Bob Bennett has an interesting idea: you give TARP money to the auto companies’ creditors, in exchange for equity in the auto companies. That would change the cash shortage of the auto companies, while watering down stock.

Jack Reed, clarifies that we should expect concessions from suppliers and dealers as well as the UAW. Finally! Someone who notices that the Big 2.5 have contracts with more than just the UAW!

Schumer: UAW made concessions yesterday, but where are the dealers? Where are the bondholders? 

Menendez suggests requiring a dollar for dollar concession from stake-holders in any bailout. Also raising the possibility that a bailout includes prohibitions on a foreign maker buyout of Chrysler.

Evan Bayh, as the first auto state Senator up: Isn’t it true that there’s too much uncertainty to allow these companies to go bankrupt right now?

Sherrod Brown, on differences between 1979 and now: UAW already made concessions, the Big 2.5 have already restructured significantly. 

James Fleming: The ripple on effect is a tsunami on the dealers who employ people in your home states. If you do not pass this bill, the effect on your consitutents will be enormous. Consider the human side on what’s going on–go into those dealerships. It’s tough work, they’re writing the paychecks out, they do not have massive staffs. Read more

Chrysler: DIPs versus Begs

I’m slowly working my way through the Begs to Congress of the Big Two and a Half.

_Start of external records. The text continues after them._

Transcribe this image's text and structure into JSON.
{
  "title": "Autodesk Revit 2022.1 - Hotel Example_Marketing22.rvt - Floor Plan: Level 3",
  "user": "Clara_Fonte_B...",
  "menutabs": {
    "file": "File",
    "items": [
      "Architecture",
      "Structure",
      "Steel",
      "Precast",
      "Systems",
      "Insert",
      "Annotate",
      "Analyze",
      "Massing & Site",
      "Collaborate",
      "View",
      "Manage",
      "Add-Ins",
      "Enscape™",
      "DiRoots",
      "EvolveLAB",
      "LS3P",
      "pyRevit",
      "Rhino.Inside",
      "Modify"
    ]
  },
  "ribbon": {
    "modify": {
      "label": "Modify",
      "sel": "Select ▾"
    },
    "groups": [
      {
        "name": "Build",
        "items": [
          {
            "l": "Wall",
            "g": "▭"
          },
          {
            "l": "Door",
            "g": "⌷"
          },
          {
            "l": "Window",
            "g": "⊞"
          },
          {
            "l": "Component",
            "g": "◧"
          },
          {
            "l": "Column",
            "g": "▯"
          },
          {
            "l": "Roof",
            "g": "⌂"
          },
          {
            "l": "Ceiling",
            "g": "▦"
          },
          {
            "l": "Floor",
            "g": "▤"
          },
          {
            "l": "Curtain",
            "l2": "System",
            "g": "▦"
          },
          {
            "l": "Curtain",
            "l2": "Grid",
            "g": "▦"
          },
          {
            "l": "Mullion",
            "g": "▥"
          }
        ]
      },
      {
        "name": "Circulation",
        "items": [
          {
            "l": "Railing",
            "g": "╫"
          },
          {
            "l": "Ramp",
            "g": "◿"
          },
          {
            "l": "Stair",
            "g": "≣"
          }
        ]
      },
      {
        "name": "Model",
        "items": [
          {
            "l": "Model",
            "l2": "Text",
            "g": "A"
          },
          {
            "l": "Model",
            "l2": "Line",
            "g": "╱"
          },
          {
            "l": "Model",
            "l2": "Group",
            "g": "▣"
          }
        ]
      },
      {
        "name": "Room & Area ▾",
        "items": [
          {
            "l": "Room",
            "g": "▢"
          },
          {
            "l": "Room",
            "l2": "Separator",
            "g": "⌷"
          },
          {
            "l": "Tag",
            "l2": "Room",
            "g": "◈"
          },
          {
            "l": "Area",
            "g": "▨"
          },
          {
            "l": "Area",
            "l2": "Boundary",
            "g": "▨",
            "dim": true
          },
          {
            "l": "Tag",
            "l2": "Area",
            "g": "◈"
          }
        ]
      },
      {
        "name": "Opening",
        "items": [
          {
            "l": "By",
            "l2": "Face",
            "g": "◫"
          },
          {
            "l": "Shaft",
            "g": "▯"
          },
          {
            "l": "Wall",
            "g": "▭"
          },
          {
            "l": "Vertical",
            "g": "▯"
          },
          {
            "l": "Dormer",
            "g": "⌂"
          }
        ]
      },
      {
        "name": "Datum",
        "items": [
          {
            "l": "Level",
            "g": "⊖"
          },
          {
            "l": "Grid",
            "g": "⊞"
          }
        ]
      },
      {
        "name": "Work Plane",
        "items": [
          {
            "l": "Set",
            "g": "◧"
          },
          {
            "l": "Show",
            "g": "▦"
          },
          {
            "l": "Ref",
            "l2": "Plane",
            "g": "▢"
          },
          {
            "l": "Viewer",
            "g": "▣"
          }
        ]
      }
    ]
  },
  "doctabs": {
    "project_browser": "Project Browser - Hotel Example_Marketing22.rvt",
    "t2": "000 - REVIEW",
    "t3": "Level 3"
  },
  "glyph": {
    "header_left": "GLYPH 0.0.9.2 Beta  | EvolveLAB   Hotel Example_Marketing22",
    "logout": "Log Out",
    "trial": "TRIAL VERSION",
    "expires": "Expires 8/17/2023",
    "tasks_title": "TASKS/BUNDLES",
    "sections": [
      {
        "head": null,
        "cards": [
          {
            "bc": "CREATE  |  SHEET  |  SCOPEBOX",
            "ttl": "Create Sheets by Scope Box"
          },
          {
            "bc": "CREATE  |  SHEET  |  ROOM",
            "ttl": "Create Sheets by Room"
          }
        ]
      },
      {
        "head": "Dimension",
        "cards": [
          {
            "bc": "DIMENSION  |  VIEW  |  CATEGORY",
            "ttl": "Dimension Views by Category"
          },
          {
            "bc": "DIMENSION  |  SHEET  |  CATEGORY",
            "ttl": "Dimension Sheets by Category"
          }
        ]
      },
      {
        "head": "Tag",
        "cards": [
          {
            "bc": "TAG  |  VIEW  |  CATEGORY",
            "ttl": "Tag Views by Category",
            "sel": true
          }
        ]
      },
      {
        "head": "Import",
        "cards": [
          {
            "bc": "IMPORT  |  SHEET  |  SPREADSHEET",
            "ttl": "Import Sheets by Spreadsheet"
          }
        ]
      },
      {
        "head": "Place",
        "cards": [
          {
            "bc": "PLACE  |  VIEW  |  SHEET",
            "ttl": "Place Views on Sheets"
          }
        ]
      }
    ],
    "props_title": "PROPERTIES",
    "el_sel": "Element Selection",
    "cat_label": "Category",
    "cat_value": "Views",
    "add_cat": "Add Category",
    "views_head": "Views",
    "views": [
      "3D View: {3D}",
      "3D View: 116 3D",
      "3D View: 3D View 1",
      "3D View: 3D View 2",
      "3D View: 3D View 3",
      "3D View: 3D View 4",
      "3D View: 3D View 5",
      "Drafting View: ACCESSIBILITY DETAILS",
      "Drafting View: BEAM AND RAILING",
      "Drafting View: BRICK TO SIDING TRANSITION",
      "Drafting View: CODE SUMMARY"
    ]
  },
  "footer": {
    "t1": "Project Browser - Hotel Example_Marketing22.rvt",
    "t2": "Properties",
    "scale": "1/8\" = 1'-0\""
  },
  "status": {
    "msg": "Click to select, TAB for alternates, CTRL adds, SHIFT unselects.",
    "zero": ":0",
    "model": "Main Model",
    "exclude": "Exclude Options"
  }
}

And I’m struck by the way the Chrysler beg basically argues that it’ll be cheaper for the government to give a loan now.

Chrysler doesn’t say so explicitly, but it is seeking money to carry it until such a time as some other company will buy it.

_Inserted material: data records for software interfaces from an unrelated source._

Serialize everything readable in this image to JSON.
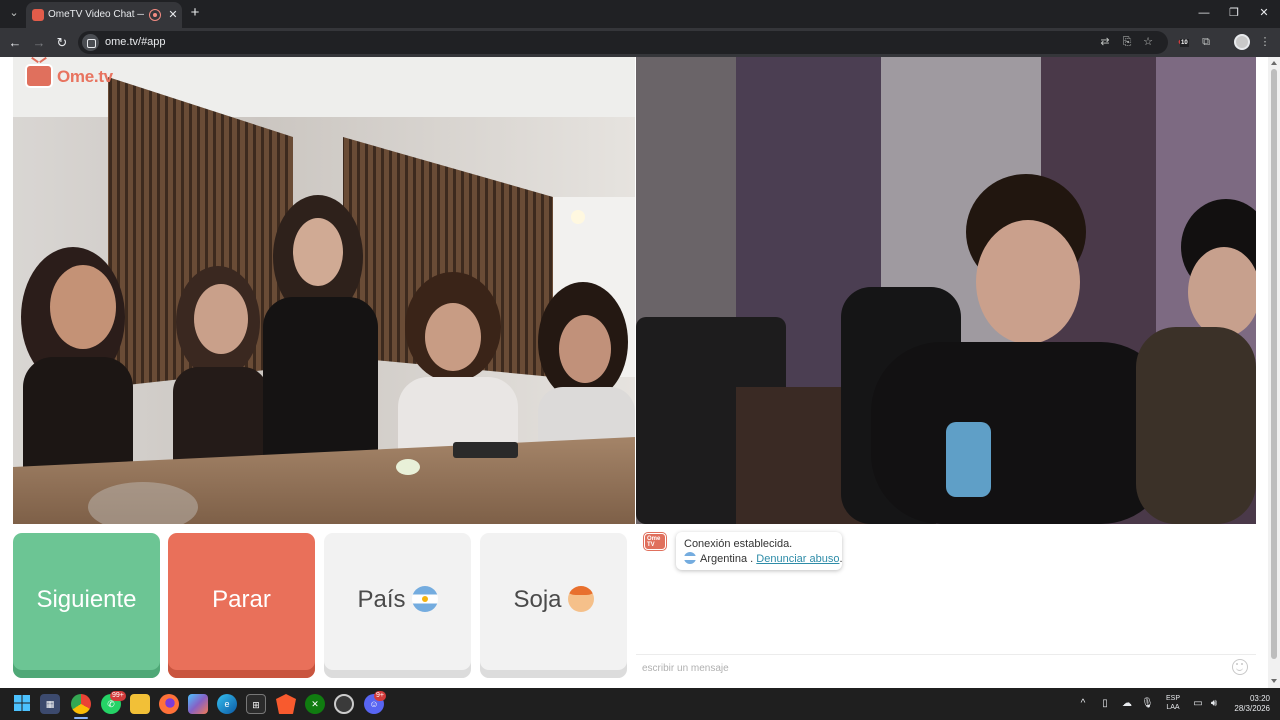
{
  "browser": {
    "tab_title": "OmeTV Video Chat — Alte",
    "url": "ome.tv/#app",
    "extension_badge": "10"
  },
  "app": {
    "logo_text": "Ome.tv",
    "logo_mini_text": "Ome TV",
    "buttons": {
      "next": "Siguiente",
      "stop": "Parar",
      "country": "País",
      "gender": "Soja"
    },
    "chat": {
      "status": "Conexión establecida.",
      "country": "Argentina",
      "separator": ".",
      "report_link": "Denunciar abuso",
      "report_suffix": ".",
      "input_placeholder": "escribir un mensaje"
    },
    "colors": {
      "next_green": "#6cc594",
      "stop_red": "#e9705a",
      "brand": "#e0705d",
      "link": "#2e8ca8"
    }
  },
  "taskbar": {
    "whatsapp_badge": "99+",
    "discord_badge": "9+",
    "lang_line1": "ESP",
    "lang_line2": "LAA",
    "time": "03:20",
    "date": "28/3/2026"
  }
}
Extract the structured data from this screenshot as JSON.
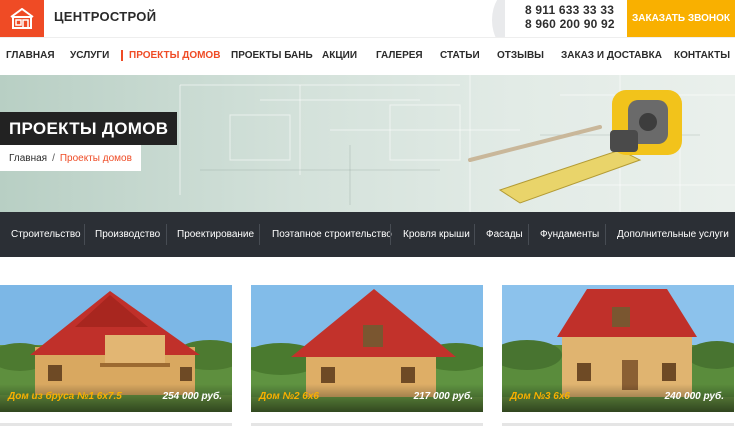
{
  "brand": {
    "name": "ЦЕНТРОСТРОЙ"
  },
  "contacts": {
    "phone1": "8 911 633 33 33",
    "phone2": "8 960 200 90 92"
  },
  "cta": {
    "label": "ЗАКАЗАТЬ ЗВОНОК"
  },
  "nav": [
    {
      "label": "ГЛАВНАЯ"
    },
    {
      "label": "УСЛУГИ"
    },
    {
      "label": "ПРОЕКТЫ ДОМОВ"
    },
    {
      "label": "ПРОЕКТЫ БАНЬ"
    },
    {
      "label": "АКЦИИ"
    },
    {
      "label": "ГАЛЕРЕЯ"
    },
    {
      "label": "СТАТЬИ"
    },
    {
      "label": "ОТЗЫВЫ"
    },
    {
      "label": "ЗАКАЗ И ДОСТАВКА"
    },
    {
      "label": "КОНТАКТЫ"
    }
  ],
  "hero": {
    "title": "ПРОЕКТЫ ДОМОВ",
    "breadcrumb": {
      "home": "Главная",
      "separator": "/",
      "current": "Проекты домов"
    }
  },
  "categories": [
    "Строительство",
    "Производство",
    "Проектирование",
    "Поэтапное строительство",
    "Кровля крыши",
    "Фасады",
    "Фундаменты",
    "Дополнительные услуги"
  ],
  "projects": [
    {
      "name": "Дом из бруса №1 6х7.5",
      "price": "254 000 руб."
    },
    {
      "name": "Дом №2 6х6",
      "price": "217 000 руб."
    },
    {
      "name": "Дом №3 6х6",
      "price": "240 000 руб."
    }
  ],
  "colors": {
    "accent": "#ef4b25",
    "cta": "#f9b000",
    "dark": "#2b2f35",
    "roof": "#c0302a",
    "wood": "#d9a860"
  },
  "icons": {
    "logo": "house-icon",
    "tape": "tape-measure-icon"
  }
}
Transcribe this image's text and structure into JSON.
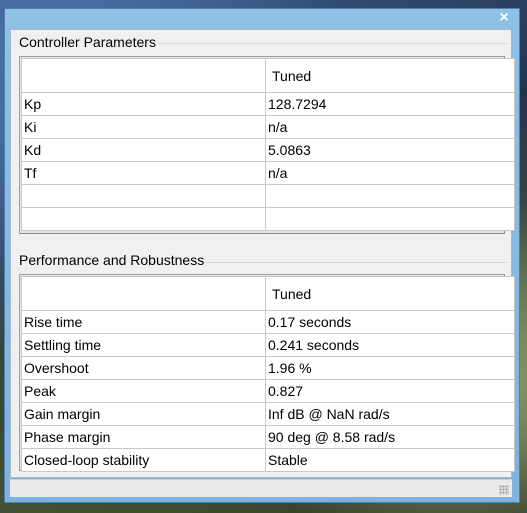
{
  "window": {
    "close_icon": "×"
  },
  "controller": {
    "title": "Controller Parameters",
    "header": [
      "",
      "Tuned"
    ],
    "rows": [
      {
        "name": "Kp",
        "value": "128.7294"
      },
      {
        "name": "Ki",
        "value": "n/a"
      },
      {
        "name": "Kd",
        "value": "5.0863"
      },
      {
        "name": "Tf",
        "value": "n/a"
      },
      {
        "name": "",
        "value": ""
      },
      {
        "name": "",
        "value": ""
      }
    ]
  },
  "performance": {
    "title": "Performance and Robustness",
    "header": [
      "",
      "Tuned"
    ],
    "rows": [
      {
        "name": "Rise time",
        "value": "0.17 seconds"
      },
      {
        "name": "Settling time",
        "value": "0.241 seconds"
      },
      {
        "name": "Overshoot",
        "value": "1.96 %"
      },
      {
        "name": "Peak",
        "value": "0.827"
      },
      {
        "name": "Gain margin",
        "value": "Inf dB @ NaN rad/s"
      },
      {
        "name": "Phase margin",
        "value": "90 deg @ 8.58 rad/s"
      },
      {
        "name": "Closed-loop stability",
        "value": "Stable"
      }
    ]
  }
}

Chrysler remains focused on developing partnerships, strategic alliances or a consolidation as a fundamental element of its restructuring to expand its product portfolio, generate incremental revenue, and create additional operational synergies related to manufacturing, purchasing and distribution.

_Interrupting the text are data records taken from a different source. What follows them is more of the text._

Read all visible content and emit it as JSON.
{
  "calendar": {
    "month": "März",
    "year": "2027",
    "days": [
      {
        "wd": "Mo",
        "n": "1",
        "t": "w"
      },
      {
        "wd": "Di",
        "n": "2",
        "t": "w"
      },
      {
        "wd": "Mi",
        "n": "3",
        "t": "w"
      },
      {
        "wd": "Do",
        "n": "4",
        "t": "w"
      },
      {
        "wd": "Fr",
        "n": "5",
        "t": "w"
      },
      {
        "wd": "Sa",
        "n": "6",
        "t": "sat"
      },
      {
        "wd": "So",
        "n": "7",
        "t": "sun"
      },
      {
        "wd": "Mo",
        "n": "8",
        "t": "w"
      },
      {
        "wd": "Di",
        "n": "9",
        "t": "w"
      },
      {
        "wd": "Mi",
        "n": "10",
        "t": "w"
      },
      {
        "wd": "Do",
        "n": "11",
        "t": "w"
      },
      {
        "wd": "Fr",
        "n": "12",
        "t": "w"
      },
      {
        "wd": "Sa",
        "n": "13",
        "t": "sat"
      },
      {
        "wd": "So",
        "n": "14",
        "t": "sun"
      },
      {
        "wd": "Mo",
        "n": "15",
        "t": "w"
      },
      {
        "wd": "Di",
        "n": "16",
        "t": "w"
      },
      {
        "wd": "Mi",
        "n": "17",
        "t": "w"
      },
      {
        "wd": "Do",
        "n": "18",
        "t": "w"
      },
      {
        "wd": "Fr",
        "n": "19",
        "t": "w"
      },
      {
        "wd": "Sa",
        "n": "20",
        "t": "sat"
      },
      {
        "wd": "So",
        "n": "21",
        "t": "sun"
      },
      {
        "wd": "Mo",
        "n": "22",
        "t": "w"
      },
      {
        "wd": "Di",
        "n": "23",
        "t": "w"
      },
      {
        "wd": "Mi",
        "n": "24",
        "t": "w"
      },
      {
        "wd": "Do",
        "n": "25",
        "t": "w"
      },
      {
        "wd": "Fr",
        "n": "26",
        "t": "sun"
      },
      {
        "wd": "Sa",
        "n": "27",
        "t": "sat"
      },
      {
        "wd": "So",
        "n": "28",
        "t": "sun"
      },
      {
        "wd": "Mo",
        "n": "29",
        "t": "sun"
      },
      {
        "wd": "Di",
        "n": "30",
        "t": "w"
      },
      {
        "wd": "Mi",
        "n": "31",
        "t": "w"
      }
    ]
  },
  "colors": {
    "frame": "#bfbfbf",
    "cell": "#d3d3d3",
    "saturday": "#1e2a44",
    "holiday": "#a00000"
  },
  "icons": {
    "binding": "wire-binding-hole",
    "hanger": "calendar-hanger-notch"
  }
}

Further partnership, restructuring and consolidation is required for the industry to be viable in the long-run.

Thus, even though it does present its reorganization plan to prove it is making necessary changes, it never really claims it–Chrysler, as a free-standing entity–will return to viability by itself (in fact, it spends a few sentences bitching about the Daimler takeover). 

So it needs to present a case for why the government should bridge it to the point where it can be purchased, rather than let it go into bankruptcy. Again, without saying so explicitly, it suggests the money it would get from the government–$6 billion from the DOE funds intended to retool for more efficient cars, and a $7 billion loan here, for a total of $13 billion–would serve the same bridging function as a Debtor-in-Possession loan that it would need for bankruptcy.

Chrysler believes that the amount of DIP financing that it would need to remain viable even during a relatively short bankruptcy (just one year) would approximate $12 to $15 billion. And, even that estimate presumes that financing remains available for the company’s dealers and customers, which cannot be counted on given current market conditions.

If financing for its dealers is unavailable from traditional sources during the Chapter 11 process (as Chrysler must assume would be the case), then Chrysler would need at least $5 billion of additional DIP financing just to support its dealers, pushing the expected total size of the year-one DIP financing need approximately $17 to $20 billion.

The enormous size of the DIP financing facility that Chrysler would require is due to many factors, including (i) the likelihood that many consumers will shun purchasing vehicles made by a manufacturer that is in chapter 11, thereby starving the company of revenue while it attempts to reorganize; Read more